  10. I've considered stopping writing before because of career issues. Being published doesn't always stop the doubts, and sometimes it can increase them. It has come up for me more in the last few years than any time before. Whenever I feel I'll stop writing, I have to maybe take a day or two to get over myself. I am a born writer, though it took me until 14 years of age to recognize. Been writing ever since then. Eric Maisel's books are an excellent source for understanding our writer brains. :) Because there are always plots and ideas in my head, I'm not sure I could stop writing one hundred percent. :)

  11. I will never stop writing. I've never not written and I can't imagine stopping. Writing is about me. How I make sense of the world.

    I COULD stop publishing though. Publishing is about readers. I've written full length novels that I didn't publish because they didn't add anything new or different to the genre.

    My core story is about belonging, about characters in isolation forming bonds with others.

  12. Jen: yes, yes and yes.
    Jag: Funny. I have noodles hanging from my ears now.
    Denise: I don't know Maisel's books, so thanks for the reference.
    KB: Well, I think you know how I feel about that!
    Kimber: You make an excellent point--writing doesn't necessarily equal publishing. I wonder if, after all, Margaret Drabble may have meant the same thing. I bet she gets sucked into the keyboard every so often.

  13. Quitting writing would be like slitting my wrists or slicing out my frontal lobe.

  14. I just found your blog and it is official: I love you. I feel the exact same way when I'm not writing, like I'm doing a disservice to all the characters inside my head. Sometimes snippets of their conversations will float by and I am crippled with guilt when I don't write them down immediately. It took me much too long to realize that the best way to avoid all that was to actually write. And now that I've set my intention, I doubt I could ever stop.

    Of course it helps that I'm unagented and unpublished and therefore unaccountable for anything I write. Perhaps if I had deadlines and whatnot I would feel differently. :)

  15. I feel the love, Jen! Thank you.
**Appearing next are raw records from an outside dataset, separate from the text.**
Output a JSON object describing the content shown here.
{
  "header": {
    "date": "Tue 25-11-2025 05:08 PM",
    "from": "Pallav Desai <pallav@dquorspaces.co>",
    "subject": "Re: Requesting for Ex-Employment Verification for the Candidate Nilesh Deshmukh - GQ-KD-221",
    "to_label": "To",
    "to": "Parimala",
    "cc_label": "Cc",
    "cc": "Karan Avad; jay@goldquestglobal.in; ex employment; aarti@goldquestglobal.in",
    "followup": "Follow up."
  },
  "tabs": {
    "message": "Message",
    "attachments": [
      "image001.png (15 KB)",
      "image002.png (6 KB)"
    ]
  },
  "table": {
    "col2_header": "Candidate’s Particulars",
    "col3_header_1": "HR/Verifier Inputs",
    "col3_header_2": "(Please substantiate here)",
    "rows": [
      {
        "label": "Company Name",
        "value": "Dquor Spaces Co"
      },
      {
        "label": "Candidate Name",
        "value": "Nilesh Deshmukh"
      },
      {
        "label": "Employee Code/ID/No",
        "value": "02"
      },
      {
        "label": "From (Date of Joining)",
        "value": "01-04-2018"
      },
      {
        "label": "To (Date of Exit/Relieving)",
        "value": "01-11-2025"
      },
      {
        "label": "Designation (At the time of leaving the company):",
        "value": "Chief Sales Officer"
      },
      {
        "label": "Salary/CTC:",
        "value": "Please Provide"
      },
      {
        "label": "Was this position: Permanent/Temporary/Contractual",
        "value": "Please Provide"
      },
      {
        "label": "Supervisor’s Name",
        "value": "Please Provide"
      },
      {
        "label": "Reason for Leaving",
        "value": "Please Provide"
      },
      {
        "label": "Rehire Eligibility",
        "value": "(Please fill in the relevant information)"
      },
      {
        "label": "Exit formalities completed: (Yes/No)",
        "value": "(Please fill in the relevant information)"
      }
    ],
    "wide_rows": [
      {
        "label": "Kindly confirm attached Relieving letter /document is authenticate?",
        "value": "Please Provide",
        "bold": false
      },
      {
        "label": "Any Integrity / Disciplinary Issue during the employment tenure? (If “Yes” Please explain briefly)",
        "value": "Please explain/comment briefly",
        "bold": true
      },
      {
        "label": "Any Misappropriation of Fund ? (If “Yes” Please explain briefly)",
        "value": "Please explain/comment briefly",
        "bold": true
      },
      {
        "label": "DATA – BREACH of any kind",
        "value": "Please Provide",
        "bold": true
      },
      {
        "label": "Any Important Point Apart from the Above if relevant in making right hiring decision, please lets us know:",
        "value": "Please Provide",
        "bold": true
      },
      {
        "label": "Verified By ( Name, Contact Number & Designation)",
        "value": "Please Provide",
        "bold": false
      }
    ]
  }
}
    You make a good point about those of us who are not yet accountable to The Industry. I hope that (in the very near future) when that changes for us, it won't destroy our compulsion (?)to write.